  • rewards like cashback, conduct all business online 24/7 u.s.-based

  • customer service and acquire and keep the customers who will revolve

  • a balance every month.

  • There is a relentless focus here at Discover on a limited set of

  • businesses. You compare us to most other banks that are big in credit

  • cards the've got commercial real estate , they have small business

  • lending. We're focused on consumers.

  • That consumer is a prime borrower.

  • 81 percent of Discover's customers have a FICO score of 660 and

  • above. Competitors like American Express caters to a more affluent

  • customer base with a higher average FICO score and Capital One serves

  • subprime borrowers with an average score below that of Discover's

  • customers. We might be more like Toyota and American Express, maybe

  • more like Mercedes.

  • I would say the typical Discover customer is probably a little bit

  • more likely to be middle class or even lower middle class, maybe more

  • likely to be a parent, maybe more likely to live in middle America.

  • You know, we're not necessarily talking about the affluent urban

  • professionals that are more likely to gravitate to, let's say, an

  • Amex card or a chase card.

  • According to the J.D.

  • Power Customer Satisfaction Survey, Discover has been voted number

  • one every year since 2014, except for in 2017.

  • It's very difficult in this stage of the game in the United States in

  • a very mature market to grow your business because so many people

  • already have a card.

  • But it's doing a really, really good job of keeping the customers it

  • has very satisfied with with the value proposition that it's

  • offering. I think sometimes these airline mile cards get a lot more

  • attention because that's just a sexier kind of redemption, right?

  • It's first class airport lounge, all that fancy stuff.

  • The fact is, though, we found that about two thirds of credit card

  • rewards chasers prefer cashback.

  • Discover's balance sheet, reflects the companies improving finances s

  • ince the 2008 recession.

  • The investors that are here looking for, you know, high capital

  • return, I mean, they've been roughly around that 70 percent plus

  • payout to investors through dividends, share repurchases.

  • And so it's about having a high R.O.T.C.E.

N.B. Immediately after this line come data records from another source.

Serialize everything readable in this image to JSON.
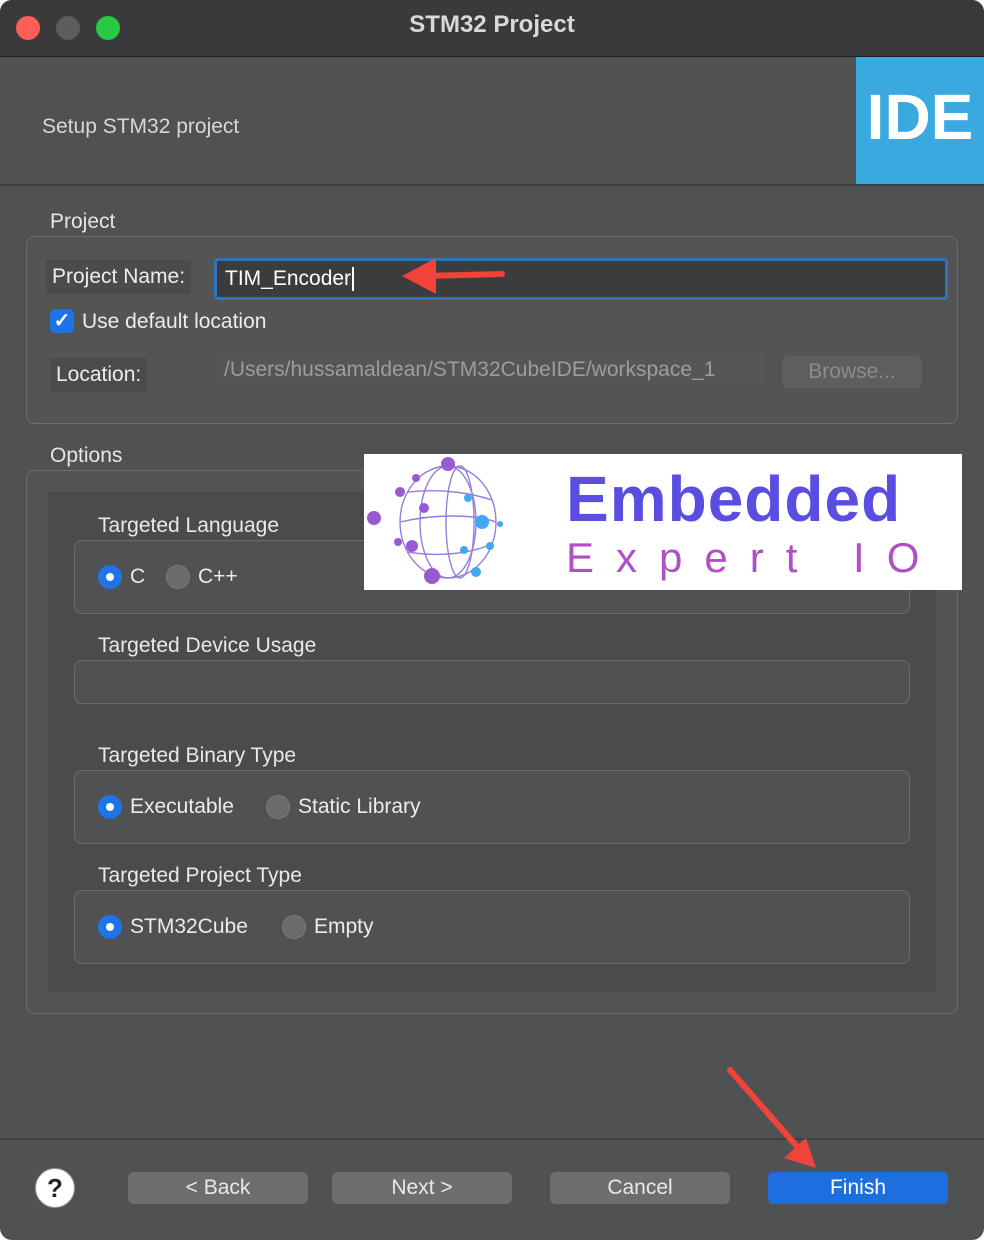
{
  "window": {
    "title": "STM32 Project"
  },
  "header": {
    "subtitle": "Setup STM32 project",
    "logo_text": "IDE"
  },
  "project": {
    "section_label": "Project",
    "name_label": "Project Name:",
    "name_value": "TIM_Encoder",
    "use_default_label": "Use default location",
    "use_default_checked": true,
    "location_label": "Location:",
    "location_value": "/Users/hussamaldean/STM32CubeIDE/workspace_1",
    "browse_label": "Browse..."
  },
  "options": {
    "section_label": "Options",
    "language": {
      "title": "Targeted Language",
      "options": [
        "C",
        "C++"
      ],
      "selected": "C"
    },
    "device_usage": {
      "title": "Targeted Device Usage"
    },
    "binary_type": {
      "title": "Targeted Binary Type",
      "options": [
        "Executable",
        "Static Library"
      ],
      "selected": "Executable"
    },
    "project_type": {
      "title": "Targeted Project Type",
      "options": [
        "STM32Cube",
        "Empty"
      ],
      "selected": "STM32Cube"
    }
  },
  "watermark": {
    "line1": "Embedded",
    "line2": "Expert IO"
  },
  "footer": {
    "help_icon": "?",
    "back_label": "< Back",
    "next_label": "Next >",
    "cancel_label": "Cancel",
    "finish_label": "Finish"
  },
  "annotations": {
    "arrow_color": "#f0443a"
  }
}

  • Having a very stable but growing business model,.

  • Maybe it's the Midwest heritage, we're not one of those companies,

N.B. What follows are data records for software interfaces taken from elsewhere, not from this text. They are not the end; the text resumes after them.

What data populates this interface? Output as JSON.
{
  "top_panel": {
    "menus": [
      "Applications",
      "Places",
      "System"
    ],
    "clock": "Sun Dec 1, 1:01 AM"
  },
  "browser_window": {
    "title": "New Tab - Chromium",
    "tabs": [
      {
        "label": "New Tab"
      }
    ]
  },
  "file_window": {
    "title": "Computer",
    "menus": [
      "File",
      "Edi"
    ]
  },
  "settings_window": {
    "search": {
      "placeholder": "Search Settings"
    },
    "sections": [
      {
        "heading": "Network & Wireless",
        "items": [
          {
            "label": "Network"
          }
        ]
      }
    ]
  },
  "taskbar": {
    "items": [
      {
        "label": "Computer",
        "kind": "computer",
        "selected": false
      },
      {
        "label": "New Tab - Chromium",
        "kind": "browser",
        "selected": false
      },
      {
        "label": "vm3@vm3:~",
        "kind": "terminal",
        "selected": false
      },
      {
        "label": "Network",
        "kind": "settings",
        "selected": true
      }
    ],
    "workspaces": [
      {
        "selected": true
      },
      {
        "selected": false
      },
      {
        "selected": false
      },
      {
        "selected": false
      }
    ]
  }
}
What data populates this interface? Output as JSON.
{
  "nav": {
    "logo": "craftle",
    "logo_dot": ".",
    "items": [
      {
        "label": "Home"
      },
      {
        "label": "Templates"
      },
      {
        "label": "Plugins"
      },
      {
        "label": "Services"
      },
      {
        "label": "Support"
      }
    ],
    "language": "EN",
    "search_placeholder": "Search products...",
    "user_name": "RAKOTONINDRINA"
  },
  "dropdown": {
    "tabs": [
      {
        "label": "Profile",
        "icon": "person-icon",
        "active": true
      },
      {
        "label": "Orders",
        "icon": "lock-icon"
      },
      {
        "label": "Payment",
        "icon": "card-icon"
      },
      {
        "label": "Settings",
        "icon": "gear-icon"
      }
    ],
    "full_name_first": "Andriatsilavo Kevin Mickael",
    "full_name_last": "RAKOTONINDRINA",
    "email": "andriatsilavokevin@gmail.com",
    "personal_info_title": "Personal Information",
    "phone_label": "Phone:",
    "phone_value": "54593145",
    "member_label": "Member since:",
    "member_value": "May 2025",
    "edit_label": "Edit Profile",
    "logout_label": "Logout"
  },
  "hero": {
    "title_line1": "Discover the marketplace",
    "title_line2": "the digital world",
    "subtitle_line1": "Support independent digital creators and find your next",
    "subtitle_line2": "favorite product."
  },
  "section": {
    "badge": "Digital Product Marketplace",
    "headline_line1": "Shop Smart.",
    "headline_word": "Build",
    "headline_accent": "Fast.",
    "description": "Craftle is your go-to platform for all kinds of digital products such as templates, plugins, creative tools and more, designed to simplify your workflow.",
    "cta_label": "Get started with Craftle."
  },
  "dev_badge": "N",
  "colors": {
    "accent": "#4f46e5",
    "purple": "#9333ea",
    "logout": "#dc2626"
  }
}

  • that's always out there talking about how great we are.

  • And there are others who do much more of that.

  • But the last few years haven't stocked up for the Discover stock in a

  • one year and a five year comparison.

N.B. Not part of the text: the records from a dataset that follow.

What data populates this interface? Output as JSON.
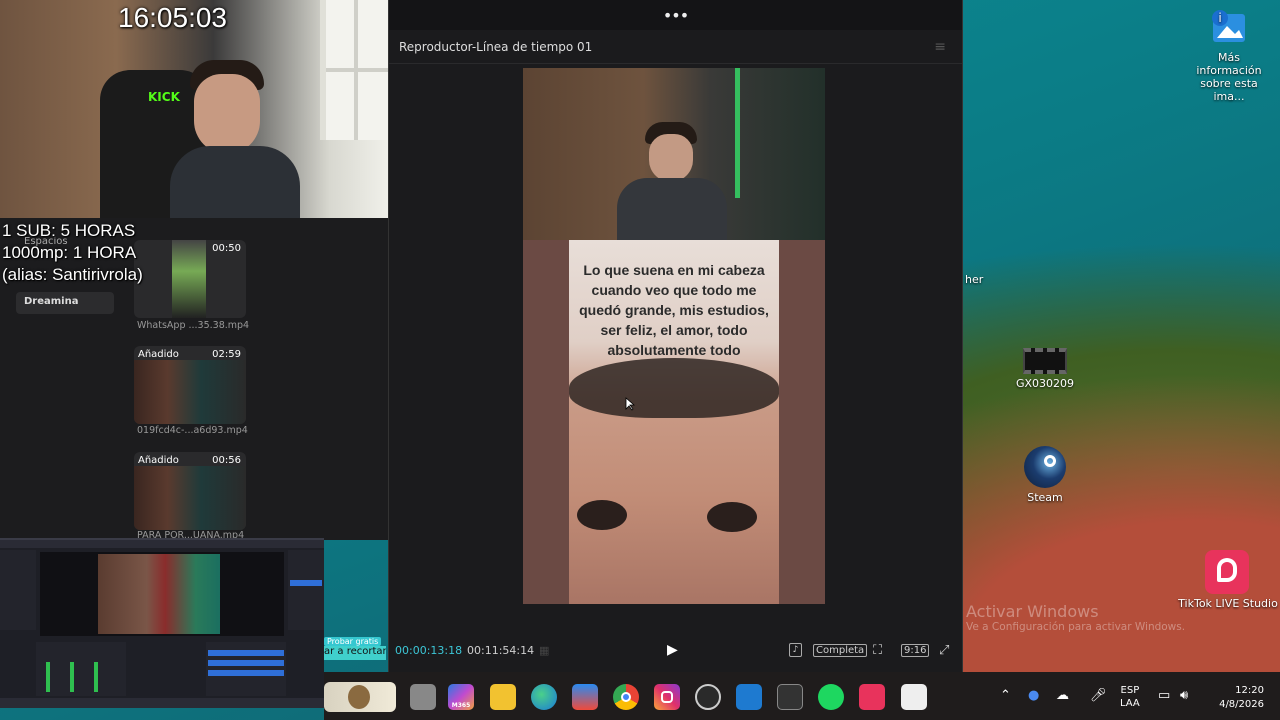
{
  "webcam": {
    "clock": "16:05:03",
    "stream_lines": [
      "1 SUB: 5 HORAS",
      "1000mp: 1 HORA",
      "(alias: Santirivrola)"
    ],
    "chair_logo": "KICK"
  },
  "editor": {
    "sidebar": [
      {
        "label": "Espacios"
      },
      {
        "label": "Dreamina"
      }
    ],
    "media": [
      {
        "badge": "",
        "duration": "00:50",
        "name": "WhatsApp ...35.38.mp4"
      },
      {
        "badge": "Añadido",
        "duration": "02:59",
        "name": "019fcd4c-...a6d93.mp4"
      },
      {
        "badge": "Añadido",
        "duration": "00:56",
        "name": "PARA POR...UANA.mp4"
      }
    ],
    "promo_badge": "Probar gratis",
    "promo_text": "ar a recortar"
  },
  "player": {
    "title": "Reproductor-Línea de tiempo 01",
    "overlay_text": "Lo que suena en mi cabeza cuando veo que todo me quedó grande, mis estudios, ser feliz, el amor, todo absolutamente todo",
    "timecode_current": "00:00:13:18",
    "timecode_total": "00:11:54:14",
    "quality_label": "Completa",
    "aspect_label": "9:16"
  },
  "desktop": {
    "icons": [
      {
        "label": "Más información sobre esta ima..."
      },
      {
        "label": "GX030209"
      },
      {
        "label": "Steam"
      },
      {
        "label": "TikTok LIVE Studio"
      }
    ],
    "partial_label": "her",
    "watermark_title": "Activar Windows",
    "watermark_sub": "Ve a Configuración para activar Windows."
  },
  "taskbar": {
    "apps": [
      {
        "name": "owl-app-icon",
        "label": ""
      },
      {
        "name": "file-viewer-icon",
        "label": ""
      },
      {
        "name": "m365-icon",
        "label": "M365"
      },
      {
        "name": "file-explorer-icon",
        "label": ""
      },
      {
        "name": "edge-icon",
        "label": ""
      },
      {
        "name": "store-icon",
        "label": ""
      },
      {
        "name": "chrome-icon",
        "label": ""
      },
      {
        "name": "instagram-icon",
        "label": ""
      },
      {
        "name": "obs-icon",
        "label": ""
      },
      {
        "name": "vscode-icon",
        "label": ""
      },
      {
        "name": "camera-app-icon",
        "label": ""
      },
      {
        "name": "spotify-icon",
        "label": ""
      },
      {
        "name": "tiktok-icon",
        "label": ""
      },
      {
        "name": "capcut-icon",
        "label": ""
      }
    ],
    "lang_top": "ESP",
    "lang_bottom": "LAA",
    "time": "12:20",
    "date": "4/8/2026"
  },
  "colors": {
    "accent_cyan": "#3cc6d6",
    "panel_bg": "#1b1b1d",
    "taskbar_bg": "#1f1c1c"
  }
}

  • It underperformed that of the S&P 500 and multiple competitors.

  • On January 24, 2020, a day after the company's earnings call the

  • stock fell by 11 percent, the most it had done in 10 years.

  • It was announced that their share of high risk customers, something

  • called troubled debt restructurings, increased by nearly 50 percent,

  • something that has worried investors.

  • In an email to CNBC, the Discover CEO Roger Hochschild said the

  • market and individual stock prices can be volatile from time to time.

  • Our focus is on continuing to build the long term value of the

  • Discover franchise, which we believe will be reflected in a stock's

  • valuation over time.

  • Data show that younger generations aren't as enthused about credit

  • cards, and though people as a whole spend more and more on credit

  • cards, revolving debt has declined nearly every year in the past two

  • decades, potentially hurting companies like Discover, who depend on

  • finance charges.

  • If you want to continue to talk to your shareholders and give them a

  • successful story, you're gonna have to come up with something that's

  • going to look better than just steady as it goes.

  • It would not be surprising if in time we see Discover either making

  • an acquisition through merger with another credit card issuer or

  • being acquired by somebody bigger.

  • In this day and age, it's hard to know what's going to happen, but I

  • would say, we have a complete business model.

  • We're strong on both sides of the balance sheet, if you think about

  • our lending products, but also our deposit products.

  • So I feel very good about how Discover's positioned.